* _Task description_
From the first entry to the last, copy the material exactly as it stands.

* _Material for this task_
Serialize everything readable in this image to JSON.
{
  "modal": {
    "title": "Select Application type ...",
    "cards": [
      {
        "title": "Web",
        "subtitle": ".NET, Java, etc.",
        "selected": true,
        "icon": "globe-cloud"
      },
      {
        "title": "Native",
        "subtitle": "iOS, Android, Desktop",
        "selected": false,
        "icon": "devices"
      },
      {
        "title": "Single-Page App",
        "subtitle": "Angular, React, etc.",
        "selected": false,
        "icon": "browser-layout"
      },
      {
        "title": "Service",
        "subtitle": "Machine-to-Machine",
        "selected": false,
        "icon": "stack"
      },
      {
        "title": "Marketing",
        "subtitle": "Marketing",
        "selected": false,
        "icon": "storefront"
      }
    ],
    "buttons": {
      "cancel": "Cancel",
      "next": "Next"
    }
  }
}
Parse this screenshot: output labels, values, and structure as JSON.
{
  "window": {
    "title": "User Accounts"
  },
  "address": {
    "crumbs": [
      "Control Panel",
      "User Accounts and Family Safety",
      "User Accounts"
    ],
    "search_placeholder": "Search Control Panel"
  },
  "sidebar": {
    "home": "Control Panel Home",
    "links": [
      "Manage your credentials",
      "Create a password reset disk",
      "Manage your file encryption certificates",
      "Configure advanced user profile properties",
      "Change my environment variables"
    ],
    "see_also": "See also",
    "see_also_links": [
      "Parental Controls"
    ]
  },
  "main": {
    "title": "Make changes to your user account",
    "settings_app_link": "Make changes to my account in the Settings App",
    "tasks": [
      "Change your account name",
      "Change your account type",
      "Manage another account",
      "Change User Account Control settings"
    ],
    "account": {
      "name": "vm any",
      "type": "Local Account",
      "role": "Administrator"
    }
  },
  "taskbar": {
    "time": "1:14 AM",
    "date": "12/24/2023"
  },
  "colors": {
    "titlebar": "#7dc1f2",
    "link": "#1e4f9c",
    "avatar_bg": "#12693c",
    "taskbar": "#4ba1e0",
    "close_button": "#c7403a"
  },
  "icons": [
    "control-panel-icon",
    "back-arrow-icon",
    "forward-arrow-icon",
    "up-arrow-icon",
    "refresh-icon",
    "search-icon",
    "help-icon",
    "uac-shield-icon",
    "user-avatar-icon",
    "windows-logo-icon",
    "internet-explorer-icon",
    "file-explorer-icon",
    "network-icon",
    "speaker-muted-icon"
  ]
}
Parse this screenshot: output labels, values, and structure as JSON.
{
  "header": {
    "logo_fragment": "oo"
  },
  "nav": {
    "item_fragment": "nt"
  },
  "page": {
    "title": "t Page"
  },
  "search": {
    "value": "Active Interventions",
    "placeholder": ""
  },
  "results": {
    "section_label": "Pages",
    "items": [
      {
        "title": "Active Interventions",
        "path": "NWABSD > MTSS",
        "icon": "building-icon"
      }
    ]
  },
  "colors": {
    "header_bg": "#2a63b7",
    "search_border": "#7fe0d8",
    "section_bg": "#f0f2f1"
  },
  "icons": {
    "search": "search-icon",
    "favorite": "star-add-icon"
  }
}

* _Answer to this problem_
Serialize everything readable in this image to JSON.
{
  "modal": {
    "title": "Select Application type ...",
    "cards": [
      {
        "title": "Web",
        "subtitle": ".NET, Java, etc.",
        "selected": true,
        "icon": "globe-cloud"
      },
      {
        "title": "Native",
        "subtitle": "iOS, Android, Desktop",
        "selected": false,
        "icon": "devices"
      },
      {
        "title": "Single-Page App",
        "subtitle": "Angular, React, etc.",
        "selected": false,
        "icon": "browser-layout"
      },
      {
        "title": "Service",
        "subtitle": "Machine-to-Machine",
        "selected": false,
        "icon": "stack"
      },
      {
        "title": "Marketing",
        "subtitle": "Marketing",
        "selected": false,
        "icon": "storefront"
      }
    ],
    "buttons": {
      "cancel": "Cancel",
      "next": "Next"
    }
  }
}
Parse this screenshot: output labels, values, and structure as JSON.
{
  "window": {
    "title": "User Accounts"
  },
  "address": {
    "crumbs": [
      "Control Panel",
      "User Accounts and Family Safety",
      "User Accounts"
    ],
    "search_placeholder": "Search Control Panel"
  },
  "sidebar": {
    "home": "Control Panel Home",
    "links": [
      "Manage your credentials",
      "Create a password reset disk",
      "Manage your file encryption certificates",
      "Configure advanced user profile properties",
      "Change my environment variables"
    ],
    "see_also": "See also",
    "see_also_links": [
      "Parental Controls"
    ]
  },
  "main": {
    "title": "Make changes to your user account",
    "settings_app_link": "Make changes to my account in the Settings App",
    "tasks": [
      "Change your account name",
      "Change your account type",
      "Manage another account",
      "Change User Account Control settings"
    ],
    "account": {
      "name": "vm any",
      "type": "Local Account",
      "role": "Administrator"
    }
  },
  "taskbar": {
    "time": "1:14 AM",
    "date": "12/24/2023"
  },
  "colors": {
    "titlebar": "#7dc1f2",
    "link": "#1e4f9c",
    "avatar_bg": "#12693c",
    "taskbar": "#4ba1e0",
    "close_button": "#c7403a"
  },
  "icons": [
    "control-panel-icon",
    "back-arrow-icon",
    "forward-arrow-icon",
    "up-arrow-icon",
    "refresh-icon",
    "search-icon",
    "help-icon",
    "uac-shield-icon",
    "user-avatar-icon",
    "windows-logo-icon",
    "internet-explorer-icon",
    "file-explorer-icon",
    "network-icon",
    "speaker-muted-icon"
  ]
}
Parse this screenshot: output labels, values, and structure as JSON.
{
  "header": {
    "logo_fragment": "oo"
  },
  "nav": {
    "item_fragment": "nt"
  },
  "page": {
    "title": "t Page"
  },
  "search": {
    "value": "Active Interventions",
    "placeholder": ""
  },
  "results": {
    "section_label": "Pages",
    "items": [
      {
        "title": "Active Interventions",
        "path": "NWABSD > MTSS",
        "icon": "building-icon"
      }
    ]
  },
  "colors": {
    "header_bg": "#2a63b7",
    "search_border": "#7fe0d8",
    "section_bg": "#f0f2f1"
  },
  "icons": {
    "search": "search-icon",
    "favorite": "star-add-icon"
  }
}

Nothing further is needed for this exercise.